Task prompt:
Where a line of the records contains the word "JSON", show that line.

Element data from apps and pages:

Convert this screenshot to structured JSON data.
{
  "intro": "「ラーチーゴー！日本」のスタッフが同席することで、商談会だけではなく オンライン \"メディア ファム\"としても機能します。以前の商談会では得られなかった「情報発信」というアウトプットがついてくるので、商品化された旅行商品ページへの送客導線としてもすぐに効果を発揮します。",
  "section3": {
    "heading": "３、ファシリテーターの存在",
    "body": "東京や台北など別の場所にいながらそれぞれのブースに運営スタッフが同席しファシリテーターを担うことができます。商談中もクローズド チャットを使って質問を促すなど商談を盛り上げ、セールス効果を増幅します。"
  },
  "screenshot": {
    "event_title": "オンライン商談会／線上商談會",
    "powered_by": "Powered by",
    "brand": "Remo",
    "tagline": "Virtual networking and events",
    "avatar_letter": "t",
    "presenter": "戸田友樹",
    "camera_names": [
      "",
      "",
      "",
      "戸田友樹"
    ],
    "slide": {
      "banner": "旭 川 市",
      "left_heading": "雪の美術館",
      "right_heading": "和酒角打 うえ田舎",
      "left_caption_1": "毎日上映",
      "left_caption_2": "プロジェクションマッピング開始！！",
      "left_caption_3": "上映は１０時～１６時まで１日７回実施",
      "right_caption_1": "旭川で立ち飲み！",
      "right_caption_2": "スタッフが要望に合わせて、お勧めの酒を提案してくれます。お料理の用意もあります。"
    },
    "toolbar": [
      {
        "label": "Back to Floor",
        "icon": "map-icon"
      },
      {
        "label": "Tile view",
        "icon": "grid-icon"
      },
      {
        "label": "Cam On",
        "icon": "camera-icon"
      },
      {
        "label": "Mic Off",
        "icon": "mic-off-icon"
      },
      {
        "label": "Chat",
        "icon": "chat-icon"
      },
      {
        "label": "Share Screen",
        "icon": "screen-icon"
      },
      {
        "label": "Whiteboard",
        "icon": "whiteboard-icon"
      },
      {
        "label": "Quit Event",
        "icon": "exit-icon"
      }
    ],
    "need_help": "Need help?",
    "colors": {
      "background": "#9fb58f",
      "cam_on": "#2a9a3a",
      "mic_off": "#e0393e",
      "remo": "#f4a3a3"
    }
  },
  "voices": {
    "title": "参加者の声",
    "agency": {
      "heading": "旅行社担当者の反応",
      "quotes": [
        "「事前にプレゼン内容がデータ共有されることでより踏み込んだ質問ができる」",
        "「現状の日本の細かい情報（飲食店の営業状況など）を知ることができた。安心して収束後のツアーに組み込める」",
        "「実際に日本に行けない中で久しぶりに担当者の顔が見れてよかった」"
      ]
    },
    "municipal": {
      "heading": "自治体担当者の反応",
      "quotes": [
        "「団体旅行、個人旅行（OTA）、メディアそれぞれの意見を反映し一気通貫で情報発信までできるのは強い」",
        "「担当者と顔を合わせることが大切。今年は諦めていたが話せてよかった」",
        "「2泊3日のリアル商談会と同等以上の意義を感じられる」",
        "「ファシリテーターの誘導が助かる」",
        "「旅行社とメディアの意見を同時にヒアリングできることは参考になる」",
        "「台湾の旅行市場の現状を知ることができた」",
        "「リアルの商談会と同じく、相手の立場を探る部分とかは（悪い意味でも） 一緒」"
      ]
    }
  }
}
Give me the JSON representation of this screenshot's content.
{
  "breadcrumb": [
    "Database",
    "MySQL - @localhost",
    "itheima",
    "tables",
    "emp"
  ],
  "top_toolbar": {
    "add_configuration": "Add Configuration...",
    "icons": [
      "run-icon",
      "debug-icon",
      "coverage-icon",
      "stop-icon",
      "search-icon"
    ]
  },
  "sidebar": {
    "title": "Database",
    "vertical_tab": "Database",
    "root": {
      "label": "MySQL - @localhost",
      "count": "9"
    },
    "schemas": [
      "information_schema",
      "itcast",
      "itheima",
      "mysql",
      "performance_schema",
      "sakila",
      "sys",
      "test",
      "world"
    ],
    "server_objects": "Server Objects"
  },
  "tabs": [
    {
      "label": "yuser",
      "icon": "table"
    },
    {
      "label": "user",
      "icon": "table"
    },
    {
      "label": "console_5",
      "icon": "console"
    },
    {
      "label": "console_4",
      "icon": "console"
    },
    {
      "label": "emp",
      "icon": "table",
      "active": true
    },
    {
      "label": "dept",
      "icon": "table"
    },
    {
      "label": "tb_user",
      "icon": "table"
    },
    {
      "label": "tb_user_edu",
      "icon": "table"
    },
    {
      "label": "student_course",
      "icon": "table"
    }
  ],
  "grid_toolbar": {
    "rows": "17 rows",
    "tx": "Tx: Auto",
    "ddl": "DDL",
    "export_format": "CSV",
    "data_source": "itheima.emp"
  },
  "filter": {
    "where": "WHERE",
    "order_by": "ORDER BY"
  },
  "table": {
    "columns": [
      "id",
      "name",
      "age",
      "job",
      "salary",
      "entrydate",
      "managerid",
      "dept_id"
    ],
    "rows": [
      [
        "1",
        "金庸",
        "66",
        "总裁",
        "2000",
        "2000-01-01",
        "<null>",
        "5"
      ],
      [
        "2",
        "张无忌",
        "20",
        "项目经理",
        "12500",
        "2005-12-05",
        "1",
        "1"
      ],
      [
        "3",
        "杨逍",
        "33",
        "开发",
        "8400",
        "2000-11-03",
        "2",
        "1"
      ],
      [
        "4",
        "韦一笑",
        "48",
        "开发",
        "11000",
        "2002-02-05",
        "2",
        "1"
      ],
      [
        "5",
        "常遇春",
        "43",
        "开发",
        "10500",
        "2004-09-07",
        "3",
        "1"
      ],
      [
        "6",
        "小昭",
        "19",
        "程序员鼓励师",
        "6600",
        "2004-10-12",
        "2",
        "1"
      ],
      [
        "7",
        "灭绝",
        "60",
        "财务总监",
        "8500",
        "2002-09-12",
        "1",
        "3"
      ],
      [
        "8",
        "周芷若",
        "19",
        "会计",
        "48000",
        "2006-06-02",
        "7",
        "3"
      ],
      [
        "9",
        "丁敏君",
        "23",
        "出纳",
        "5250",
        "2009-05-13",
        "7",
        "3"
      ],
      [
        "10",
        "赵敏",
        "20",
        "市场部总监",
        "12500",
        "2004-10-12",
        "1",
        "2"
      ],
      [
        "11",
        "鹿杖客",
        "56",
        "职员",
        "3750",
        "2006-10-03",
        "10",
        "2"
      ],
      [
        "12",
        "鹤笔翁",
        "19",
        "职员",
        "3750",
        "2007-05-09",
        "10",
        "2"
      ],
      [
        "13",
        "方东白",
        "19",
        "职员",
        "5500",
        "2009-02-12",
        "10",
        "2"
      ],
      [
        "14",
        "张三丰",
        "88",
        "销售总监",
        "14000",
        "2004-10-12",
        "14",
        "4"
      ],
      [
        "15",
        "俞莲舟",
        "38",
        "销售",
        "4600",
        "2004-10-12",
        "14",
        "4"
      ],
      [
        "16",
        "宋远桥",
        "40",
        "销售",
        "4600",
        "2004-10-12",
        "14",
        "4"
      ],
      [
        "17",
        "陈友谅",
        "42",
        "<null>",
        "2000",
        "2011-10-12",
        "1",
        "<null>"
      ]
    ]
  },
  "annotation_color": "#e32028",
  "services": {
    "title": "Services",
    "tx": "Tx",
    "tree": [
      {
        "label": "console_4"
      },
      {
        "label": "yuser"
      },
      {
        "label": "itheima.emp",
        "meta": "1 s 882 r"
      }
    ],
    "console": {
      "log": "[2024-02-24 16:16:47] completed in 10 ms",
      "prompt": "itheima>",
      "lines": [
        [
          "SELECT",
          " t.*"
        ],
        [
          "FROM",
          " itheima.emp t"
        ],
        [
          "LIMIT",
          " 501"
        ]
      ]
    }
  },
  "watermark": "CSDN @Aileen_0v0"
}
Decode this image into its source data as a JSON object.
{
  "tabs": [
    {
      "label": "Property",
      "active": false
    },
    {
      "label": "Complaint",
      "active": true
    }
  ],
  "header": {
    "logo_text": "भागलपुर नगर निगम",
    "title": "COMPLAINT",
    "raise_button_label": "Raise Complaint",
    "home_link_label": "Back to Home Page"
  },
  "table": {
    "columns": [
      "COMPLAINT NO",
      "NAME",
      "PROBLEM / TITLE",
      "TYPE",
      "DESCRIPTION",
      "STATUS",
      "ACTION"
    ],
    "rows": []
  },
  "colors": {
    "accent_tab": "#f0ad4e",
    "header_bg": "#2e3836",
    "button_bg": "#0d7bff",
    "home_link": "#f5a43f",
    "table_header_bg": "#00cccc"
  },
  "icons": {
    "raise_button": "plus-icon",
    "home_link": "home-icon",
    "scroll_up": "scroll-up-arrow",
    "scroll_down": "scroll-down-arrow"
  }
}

Answer to this task:
Convert this screenshot to structured JSON data.
Give me the JSON representation of this screenshot's content.
Decode this image into its source data as a JSON object.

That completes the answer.